[Entries from a dataset of interfaces]
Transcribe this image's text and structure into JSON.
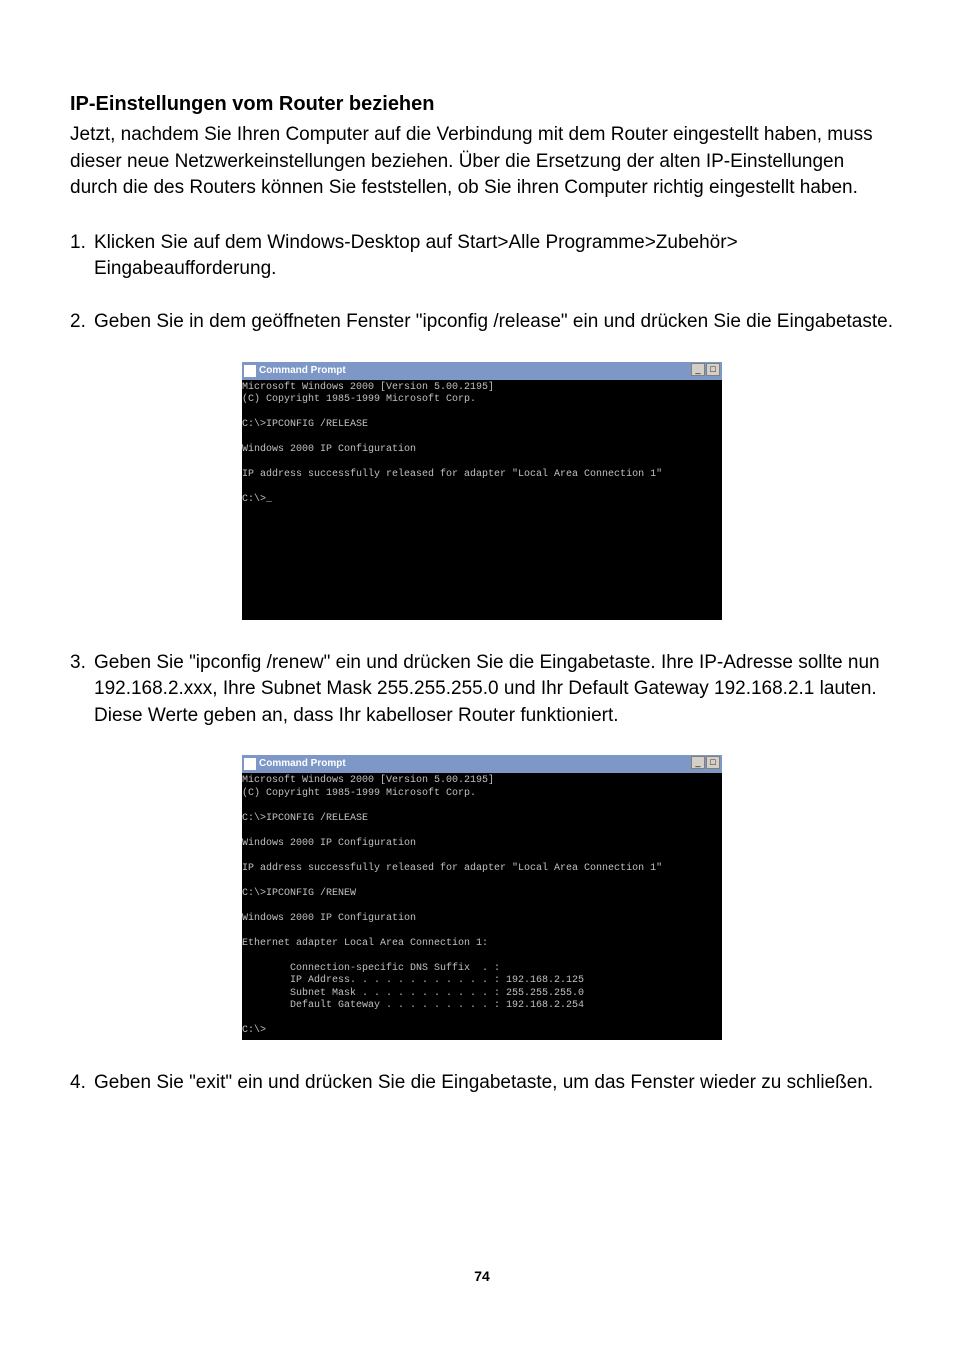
{
  "heading": "IP-Einstellungen vom Router beziehen",
  "intro": "Jetzt, nachdem Sie Ihren Computer auf die Verbindung mit dem Router eingestellt haben, muss dieser neue Netzwerkeinstellungen beziehen. Über die Ersetzung der alten IP-Einstellungen durch die des Routers können Sie feststellen, ob Sie ihren Computer richtig eingestellt haben.",
  "steps": {
    "s1": {
      "num": "1.",
      "text": "Klicken Sie auf dem Windows-Desktop auf Start>Alle Programme>Zubehör> Eingabeaufforderung."
    },
    "s2": {
      "num": "2.",
      "text": "Geben Sie in dem geöffneten Fenster \"ipconfig /release\" ein und drücken Sie die Eingabetaste."
    },
    "s3": {
      "num": "3.",
      "text": "Geben Sie \"ipconfig /renew\" ein und drücken Sie die Eingabetaste. Ihre IP-Adresse sollte nun 192.168.2.xxx, Ihre Subnet Mask 255.255.255.0 und Ihr Default Gateway 192.168.2.1 lauten. Diese Werte geben an, dass Ihr kabelloser Router funktioniert."
    },
    "s4": {
      "num": "4.",
      "text": "Geben Sie \"exit\" ein und drücken Sie die Eingabetaste, um das Fenster wieder zu schließen."
    }
  },
  "terminal1": {
    "title": "Command Prompt",
    "body": "Microsoft Windows 2000 [Version 5.00.2195]\n(C) Copyright 1985-1999 Microsoft Corp.\n\nC:\\>IPCONFIG /RELEASE\n\nWindows 2000 IP Configuration\n\nIP address successfully released for adapter \"Local Area Connection 1\"\n\nC:\\>_"
  },
  "terminal2": {
    "title": "Command Prompt",
    "body": "Microsoft Windows 2000 [Version 5.00.2195]\n(C) Copyright 1985-1999 Microsoft Corp.\n\nC:\\>IPCONFIG /RELEASE\n\nWindows 2000 IP Configuration\n\nIP address successfully released for adapter \"Local Area Connection 1\"\n\nC:\\>IPCONFIG /RENEW\n\nWindows 2000 IP Configuration\n\nEthernet adapter Local Area Connection 1:\n\n        Connection-specific DNS Suffix  . :\n        IP Address. . . . . . . . . . . . : 192.168.2.125\n        Subnet Mask . . . . . . . . . . . : 255.255.255.0\n        Default Gateway . . . . . . . . . : 192.168.2.254\n\nC:\\>"
  },
  "page_number": "74",
  "window_controls": {
    "min": "_",
    "max": "□"
  }
}
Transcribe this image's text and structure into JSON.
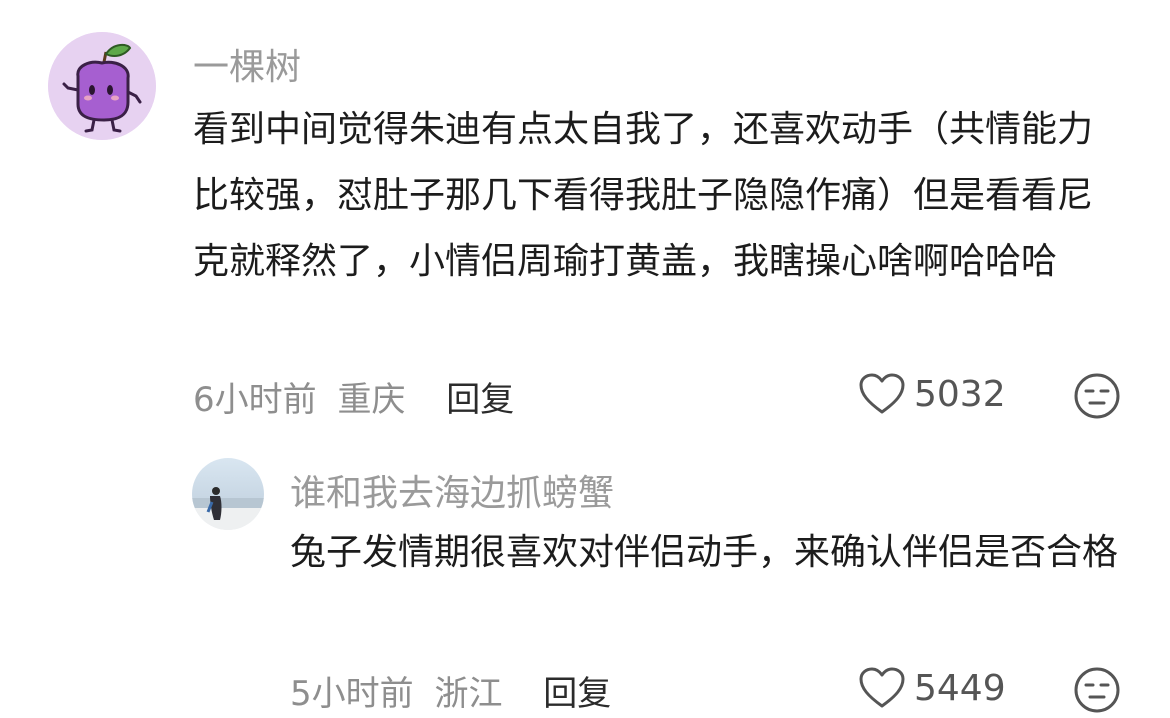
{
  "comments": [
    {
      "username": "一棵树",
      "avatar_icon": "purple-fruit-avatar",
      "text": "看到中间觉得朱迪有点太自我了，还喜欢动手（共情能力比较强，怼肚子那几下看得我肚子隐隐作痛）但是看看尼克就释然了，小情侣周瑜打黄盖，我瞎操心啥啊哈哈哈",
      "time": "6小时前",
      "location": "重庆",
      "reply_label": "回复",
      "likes": "5032"
    },
    {
      "username": "谁和我去海边抓螃蟹",
      "avatar_icon": "beach-photo-avatar",
      "text": "兔子发情期很喜欢对伴侣动手，来确认伴侣是否合格",
      "time": "5小时前",
      "location": "浙江",
      "reply_label": "回复",
      "likes": "5449"
    }
  ],
  "icons": {
    "like": "heart-outline-icon",
    "emoji": "neutral-face-icon"
  },
  "colors": {
    "username": "#9a9a9a",
    "body_text": "#1c1c1c",
    "meta": "#8e8e8e",
    "reply": "#2b2b2b",
    "icon_stroke": "#555555"
  }
}
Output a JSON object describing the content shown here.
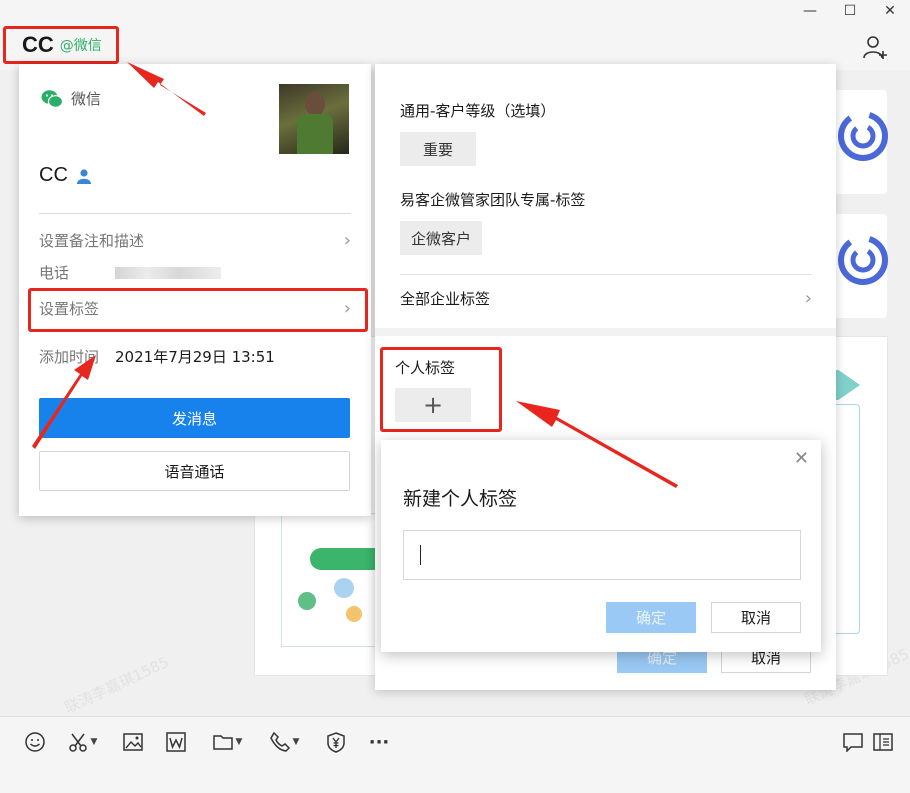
{
  "chat": {
    "name": "CC",
    "source": "@微信"
  },
  "profile": {
    "wechat_label": "微信",
    "name": "CC",
    "remark_label": "设置备注和描述",
    "phone_label": "电话",
    "tags_label": "设置标签",
    "add_time_label": "添加时间",
    "add_time_value": "2021年7月29日 13:51",
    "send_button": "发消息",
    "voice_button": "语音通话"
  },
  "tag_panel": {
    "group1_title": "通用-客户等级（选填）",
    "group1_tag": "重要",
    "group2_title": "易客企微管家团队专属-标签",
    "group2_tag": "企微客户",
    "all_tags_label": "全部企业标签",
    "personal_title": "个人标签",
    "add_symbol": "+",
    "confirm_label": "确定",
    "cancel_label": "取消"
  },
  "dialog": {
    "title": "新建个人标签",
    "input_value": "",
    "confirm_label": "确定",
    "cancel_label": "取消",
    "close_symbol": "✕"
  },
  "background": {
    "watermark": "联涛李嘉琪1585"
  },
  "window": {
    "minimize": "—",
    "maximize": "☐",
    "close": "✕"
  },
  "toolbar": {
    "more_symbol": "···",
    "icons": [
      "emoji-icon",
      "screenshot-icon",
      "image-icon",
      "word-doc-icon",
      "folder-icon",
      "phone-icon",
      "red-packet-icon",
      "more-icon",
      "chat-record-icon",
      "sidebar-icon"
    ]
  },
  "colors": {
    "annotation_red": "#e8261e",
    "wechat_green": "#2aae67",
    "primary_blue": "#1882ec",
    "disabled_blue": "#9ac9f5"
  }
}
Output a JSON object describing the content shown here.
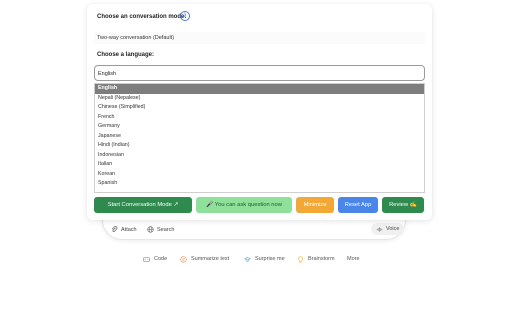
{
  "chatbar": {
    "attach_label": "Attach",
    "search_label": "Search",
    "voice_label": "Voice"
  },
  "panel": {
    "mode_label": "Choose an conversation mode:",
    "mode_value": "Two-way conversation (Default)",
    "language_label": "Choose a language:",
    "language_value": "English",
    "language_options": [
      "English",
      "Nepali (Nepalese)",
      "Chinese (Simplified)",
      "French",
      "Germany",
      "Japanese",
      "Hindi (Indian)",
      "Indonesian",
      "Italian",
      "Korean",
      "Spanish"
    ],
    "buttons": {
      "start": "Start Conversation Mode ↗",
      "ask": "🎤 You can ask question now",
      "minimize": "Minimize",
      "reset": "Reset App",
      "review": "Review ✍"
    }
  },
  "chips": {
    "code": "Code",
    "summarize": "Summarize text",
    "surprise": "Surprise me",
    "brainstorm": "Brainstorm",
    "more": "More"
  },
  "colors": {
    "primary_green": "#2f8a4e",
    "light_green": "#8ee09a",
    "orange": "#f2a836",
    "blue": "#4a86e8",
    "selected_option": "#7d7d7d"
  }
}
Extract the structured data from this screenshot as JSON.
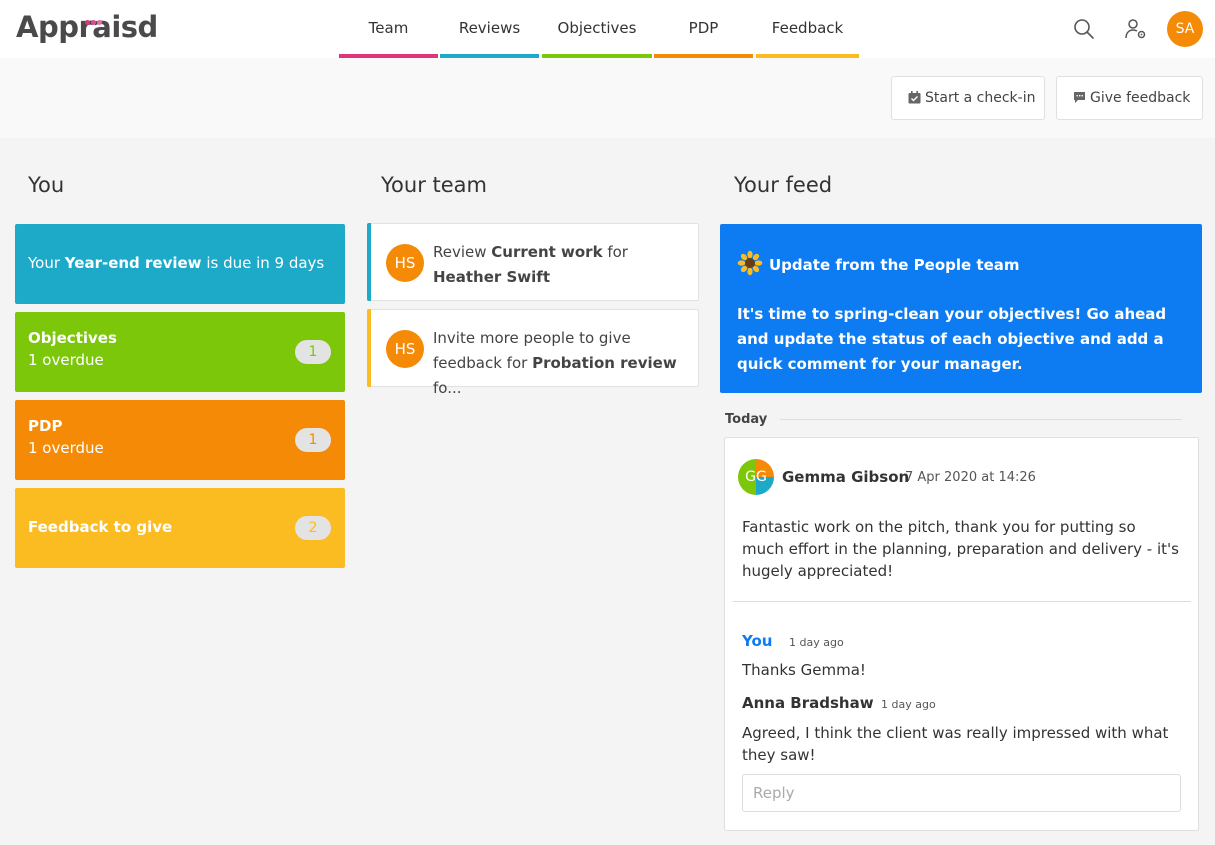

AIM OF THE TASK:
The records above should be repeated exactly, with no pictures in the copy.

YOUR RESPONSE:
Transcribe this image's text and structure into JSON.
{
  "heading": "IP-Einstellungen vom Router beziehen",
  "intro": "Jetzt, nachdem Sie Ihren Computer auf die Verbindung mit dem Router eingestellt haben, muss dieser neue Netzwerkeinstellungen beziehen. Über die Ersetzung der alten IP-Einstellungen durch die des Routers können Sie feststellen, ob Sie ihren Computer richtig eingestellt haben.",
  "steps": {
    "s1": {
      "num": "1.",
      "text": "Klicken Sie auf dem Windows-Desktop auf Start>Alle Programme>Zubehör> Eingabeaufforderung."
    },
    "s2": {
      "num": "2.",
      "text": "Geben Sie in dem geöffneten Fenster \"ipconfig /release\" ein und drücken Sie die Eingabetaste."
    },
    "s3": {
      "num": "3.",
      "text": "Geben Sie \"ipconfig /renew\" ein und drücken Sie die Eingabetaste. Ihre IP-Adresse sollte nun 192.168.2.xxx, Ihre Subnet Mask 255.255.255.0 und Ihr Default Gateway 192.168.2.1 lauten. Diese Werte geben an, dass Ihr kabelloser Router funktioniert."
    },
    "s4": {
      "num": "4.",
      "text": "Geben Sie \"exit\" ein und drücken Sie die Eingabetaste, um das Fenster wieder zu schließen."
    }
  },
  "terminal1": {
    "title": "Command Prompt",
    "body": "Microsoft Windows 2000 [Version 5.00.2195]\n(C) Copyright 1985-1999 Microsoft Corp.\n\nC:\\>IPCONFIG /RELEASE\n\nWindows 2000 IP Configuration\n\nIP address successfully released for adapter \"Local Area Connection 1\"\n\nC:\\>_"
  },
  "terminal2": {
    "title": "Command Prompt",
    "body": "Microsoft Windows 2000 [Version 5.00.2195]\n(C) Copyright 1985-1999 Microsoft Corp.\n\nC:\\>IPCONFIG /RELEASE\n\nWindows 2000 IP Configuration\n\nIP address successfully released for adapter \"Local Area Connection 1\"\n\nC:\\>IPCONFIG /RENEW\n\nWindows 2000 IP Configuration\n\nEthernet adapter Local Area Connection 1:\n\n        Connection-specific DNS Suffix  . :\n        IP Address. . . . . . . . . . . . : 192.168.2.125\n        Subnet Mask . . . . . . . . . . . : 255.255.255.0\n        Default Gateway . . . . . . . . . : 192.168.2.254\n\nC:\\>"
  },
  "page_number": "74",
  "window_controls": {
    "min": "_",
    "max": "□"
  }
}
Transcribe this image's text and structure into JSON.
{
  "comments": [
    {
      "username": "一棵树",
      "avatar_icon": "purple-fruit-avatar",
      "text": "看到中间觉得朱迪有点太自我了，还喜欢动手（共情能力比较强，怼肚子那几下看得我肚子隐隐作痛）但是看看尼克就释然了，小情侣周瑜打黄盖，我瞎操心啥啊哈哈哈",
      "time": "6小时前",
      "location": "重庆",
      "reply_label": "回复",
      "likes": "5032"
    },
    {
      "username": "谁和我去海边抓螃蟹",
      "avatar_icon": "beach-photo-avatar",
      "text": "兔子发情期很喜欢对伴侣动手，来确认伴侣是否合格",
      "time": "5小时前",
      "location": "浙江",
      "reply_label": "回复",
      "likes": "5449"
    }
  ],
  "icons": {
    "like": "heart-outline-icon",
    "emoji": "neutral-face-icon"
  },
  "colors": {
    "username": "#9a9a9a",
    "body_text": "#1c1c1c",
    "meta": "#8e8e8e",
    "reply": "#2b2b2b",
    "icon_stroke": "#555555"
  }
}
Output a JSON object describing the content shown here.
{
  "chat": {
    "name": "CC",
    "source": "@微信"
  },
  "profile": {
    "wechat_label": "微信",
    "name": "CC",
    "remark_label": "设置备注和描述",
    "phone_label": "电话",
    "tags_label": "设置标签",
    "add_time_label": "添加时间",
    "add_time_value": "2021年7月29日 13:51",
    "send_button": "发消息",
    "voice_button": "语音通话"
  },
  "tag_panel": {
    "group1_title": "通用-客户等级（选填）",
    "group1_tag": "重要",
    "group2_title": "易客企微管家团队专属-标签",
    "group2_tag": "企微客户",
    "all_tags_label": "全部企业标签",
    "personal_title": "个人标签",
    "add_symbol": "+",
    "confirm_label": "确定",
    "cancel_label": "取消"
  },
  "dialog": {
    "title": "新建个人标签",
    "input_value": "",
    "confirm_label": "确定",
    "cancel_label": "取消",
    "close_symbol": "✕"
  },
  "background": {
    "watermark": "联涛李嘉琪1585"
  },
  "window": {
    "minimize": "—",
    "maximize": "☐",
    "close": "✕"
  },
  "toolbar": {
    "more_symbol": "···",
    "icons": [
      "emoji-icon",
      "screenshot-icon",
      "image-icon",
      "word-doc-icon",
      "folder-icon",
      "phone-icon",
      "red-packet-icon",
      "more-icon",
      "chat-record-icon",
      "sidebar-icon"
    ]
  },
  "colors": {
    "annotation_red": "#e8261e",
    "wechat_green": "#2aae67",
    "primary_blue": "#1882ec",
    "disabled_blue": "#9ac9f5"
  }
}
Output a JSON object describing the content shown here.
{
  "chatbar": {
    "attach_label": "Attach",
    "search_label": "Search",
    "voice_label": "Voice"
  },
  "panel": {
    "mode_label": "Choose an conversation mode:",
    "mode_value": "Two-way conversation (Default)",
    "language_label": "Choose a language:",
    "language_value": "English",
    "language_options": [
      "English",
      "Nepali (Nepalese)",
      "Chinese (Simplified)",
      "French",
      "Germany",
      "Japanese",
      "Hindi (Indian)",
      "Indonesian",
      "Italian",
      "Korean",
      "Spanish"
    ],
    "buttons": {
      "start": "Start Conversation Mode ↗",
      "ask": "🎤 You can ask question now",
      "minimize": "Minimize",
      "reset": "Reset App",
      "review": "Review ✍"
    }
  },
  "chips": {
    "code": "Code",
    "summarize": "Summarize text",
    "surprise": "Surprise me",
    "brainstorm": "Brainstorm",
    "more": "More"
  },
  "colors": {
    "primary_green": "#2f8a4e",
    "light_green": "#8ee09a",
    "orange": "#f2a836",
    "blue": "#4a86e8",
    "selected_option": "#7d7d7d"
  }
}
Extract the structured data from this screenshot as JSON.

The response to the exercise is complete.